= How to complete this task =
Below are the records; copy each line in which "thêm" can be found.

= Records to use =
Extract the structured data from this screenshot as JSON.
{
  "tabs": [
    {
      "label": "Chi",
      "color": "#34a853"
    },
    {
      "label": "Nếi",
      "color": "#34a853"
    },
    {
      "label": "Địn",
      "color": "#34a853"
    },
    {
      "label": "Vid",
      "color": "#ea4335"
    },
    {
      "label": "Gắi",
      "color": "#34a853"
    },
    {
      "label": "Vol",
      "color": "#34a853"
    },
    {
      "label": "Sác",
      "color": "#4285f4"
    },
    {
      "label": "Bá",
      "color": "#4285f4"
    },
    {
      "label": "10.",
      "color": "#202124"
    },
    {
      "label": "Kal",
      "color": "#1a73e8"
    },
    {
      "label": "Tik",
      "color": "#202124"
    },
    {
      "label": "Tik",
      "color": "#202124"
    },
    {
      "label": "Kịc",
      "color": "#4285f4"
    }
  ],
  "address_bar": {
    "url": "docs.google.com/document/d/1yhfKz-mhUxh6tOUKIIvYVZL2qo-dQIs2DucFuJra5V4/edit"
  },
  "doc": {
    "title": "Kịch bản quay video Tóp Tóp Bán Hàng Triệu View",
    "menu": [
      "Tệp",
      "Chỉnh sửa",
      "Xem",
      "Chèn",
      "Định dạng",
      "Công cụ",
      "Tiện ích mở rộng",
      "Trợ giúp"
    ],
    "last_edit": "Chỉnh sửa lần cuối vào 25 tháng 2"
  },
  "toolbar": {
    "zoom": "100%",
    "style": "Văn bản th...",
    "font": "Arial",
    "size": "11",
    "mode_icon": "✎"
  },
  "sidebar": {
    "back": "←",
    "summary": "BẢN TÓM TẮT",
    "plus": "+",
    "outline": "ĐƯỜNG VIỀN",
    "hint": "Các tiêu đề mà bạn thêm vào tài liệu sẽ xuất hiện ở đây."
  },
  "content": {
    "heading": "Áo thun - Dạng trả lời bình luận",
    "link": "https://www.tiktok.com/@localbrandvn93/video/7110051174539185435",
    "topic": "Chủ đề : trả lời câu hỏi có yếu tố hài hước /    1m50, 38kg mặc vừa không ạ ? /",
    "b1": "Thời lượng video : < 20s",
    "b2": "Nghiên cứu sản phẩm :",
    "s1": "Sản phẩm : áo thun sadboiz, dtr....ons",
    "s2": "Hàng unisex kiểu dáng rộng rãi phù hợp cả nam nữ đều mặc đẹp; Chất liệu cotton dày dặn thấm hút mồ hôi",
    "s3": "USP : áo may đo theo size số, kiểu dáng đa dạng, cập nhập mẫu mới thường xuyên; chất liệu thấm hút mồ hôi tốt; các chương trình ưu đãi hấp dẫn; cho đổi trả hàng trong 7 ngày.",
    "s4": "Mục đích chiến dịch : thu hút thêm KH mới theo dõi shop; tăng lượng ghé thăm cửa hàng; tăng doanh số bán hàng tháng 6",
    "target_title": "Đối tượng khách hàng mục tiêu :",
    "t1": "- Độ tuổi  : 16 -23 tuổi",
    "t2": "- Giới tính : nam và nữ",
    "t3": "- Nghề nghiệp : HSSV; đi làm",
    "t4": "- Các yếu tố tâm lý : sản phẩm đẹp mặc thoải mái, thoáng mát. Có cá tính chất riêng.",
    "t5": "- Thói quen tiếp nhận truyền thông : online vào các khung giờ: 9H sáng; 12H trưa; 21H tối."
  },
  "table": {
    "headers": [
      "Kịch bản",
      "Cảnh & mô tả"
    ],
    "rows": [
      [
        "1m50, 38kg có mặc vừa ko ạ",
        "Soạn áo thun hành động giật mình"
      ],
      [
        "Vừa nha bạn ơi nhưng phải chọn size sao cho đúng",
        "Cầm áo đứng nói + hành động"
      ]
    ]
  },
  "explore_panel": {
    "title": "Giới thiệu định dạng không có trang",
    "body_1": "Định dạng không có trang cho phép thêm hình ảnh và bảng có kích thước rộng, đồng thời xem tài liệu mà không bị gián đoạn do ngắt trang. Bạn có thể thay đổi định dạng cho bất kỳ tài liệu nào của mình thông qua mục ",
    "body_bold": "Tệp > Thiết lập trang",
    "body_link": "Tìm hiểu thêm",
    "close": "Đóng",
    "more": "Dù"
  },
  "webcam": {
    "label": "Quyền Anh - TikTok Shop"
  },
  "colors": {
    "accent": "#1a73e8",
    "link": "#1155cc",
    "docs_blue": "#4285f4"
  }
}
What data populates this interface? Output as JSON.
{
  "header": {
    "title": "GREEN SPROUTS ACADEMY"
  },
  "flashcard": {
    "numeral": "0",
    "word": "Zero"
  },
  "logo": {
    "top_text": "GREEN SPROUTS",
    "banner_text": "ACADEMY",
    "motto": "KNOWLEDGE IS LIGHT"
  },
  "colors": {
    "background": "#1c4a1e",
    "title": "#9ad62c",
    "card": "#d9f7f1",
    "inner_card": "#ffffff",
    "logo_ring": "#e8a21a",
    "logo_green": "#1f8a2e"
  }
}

= Solution to the problem =
    "hint": "Các tiêu đề mà bạn thêm vào tài liệu sẽ xuất hiện ở đây."
    "s4": "Mục đích chiến dịch : thu hút thêm KH mới theo dõi shop; tăng lượng ghé thăm cửa hàng; tăng doanh số bán hàng tháng 6",
    "body_1": "Định dạng không có trang cho phép thêm hình ảnh và bảng có kích thước rộng, đồng thời xem tài liệu mà không bị gián đoạn do ngắt trang. Bạn có thể thay đổi định dạng cho bất kỳ tài liệu nào của mình thông qua mục ",
    "body_link": "Tìm hiểu thêm",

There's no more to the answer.